I've done a lot of things from my own home: read hundreds of children's books, maintained a children's book blog, written a half dozen manuscripts, kept a running list of book ideas. But those were all done mostly in private and, I confess, largely in pajamas. Late last year I wanted to go public with my dream. I aimed to (enter drumroll here) attend a conference! Yup, you know you're big time when you attend a conference. I was already a (low-profile, hardly contributing) member of the Society of Children's Books Writers and Illustrators, so I stepped it up and signed up for their annual winter conference in New York City. As I signed my writer self up for the conference, I made realistic goals for myself: meet people, learn a lot about the industry, look for publishing opportunities, pick up writing tools, get inspired and motivated.
About a month before the conference, I realized that I needed to have something in my wallet: a business card! My very own business card! Yes--that was going to be my Valentine gift to myself. I was full of daydreams: I envisioned writer Kate confidently introducing herself to another writer or publisher or illustrator, having a charming and witty and intelligent conversation, and them wanting to get in touch with me. In my daydream, I reached into my purse and pulled out a business card and said something clever and confident and funny while exchanging contact information.

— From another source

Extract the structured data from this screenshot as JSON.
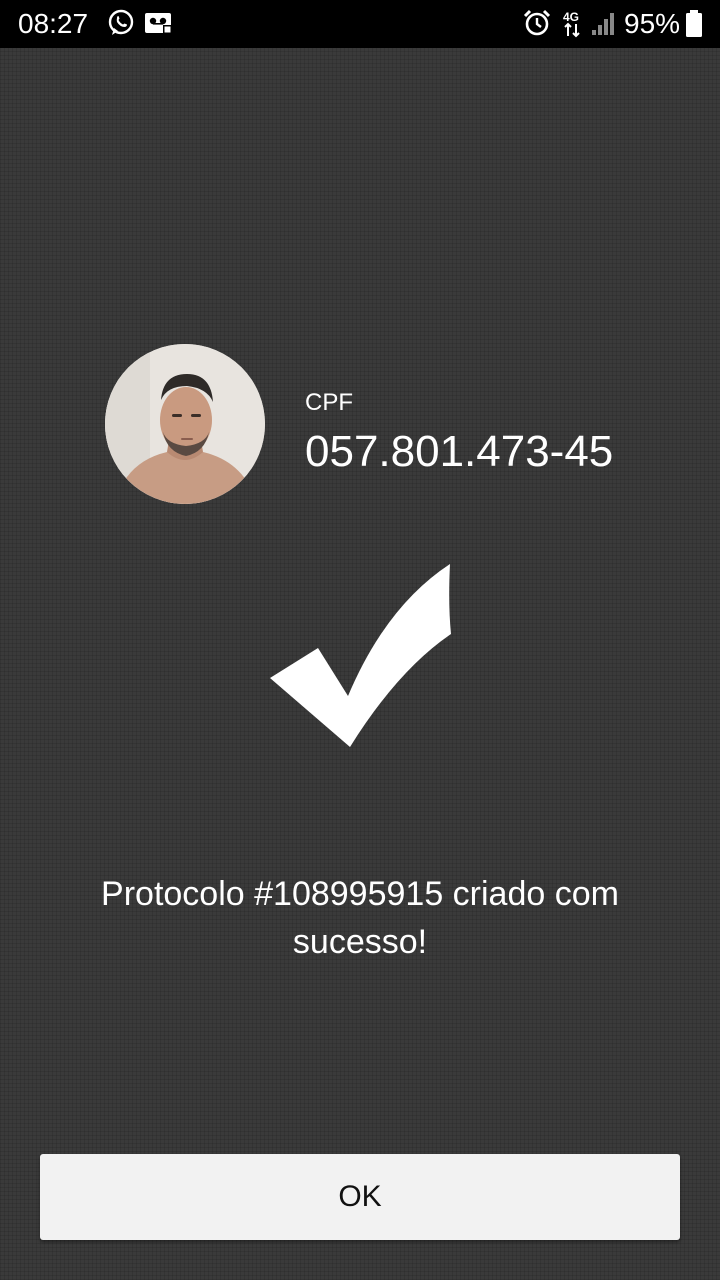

And then, overnight, my manuscripts would be in the right hands. TA-DAA!
So I ordered up some business cards. And I was as giddy as my kids on Christmas day when they arrived. Here's what was suddenly in my wallet, much to my own excitement:
So I attended said conference and had a great time achieving my goals of, basically, being an observant bump on a log. Meeting people was a little more difficult even for extravert me. But, on the second and final morning, before a bunch of awards were given out by a super successful author (Jane Yolen!) and wildly successful illustrator (Tomie dePaola!), I sat next to an illustrator who lives near me. After chatting for about ten minutes, I worked up the urge to say, casually: "Want to exchange information?" as if this was the normal thing to do. Really, I just didn't want to get back on my southbound train with all 60 of my brand new business cards. 59 would be so much lighter, easier to carry...
She said, "Oh yes!" And as she fumbled through her purse to her wallet, where she grabbed her business card, we exchanged a hearty laugh at the fact that we had BOTH gotten these business cards for ourselves for this conference, and this was the very first time we had pulled one out.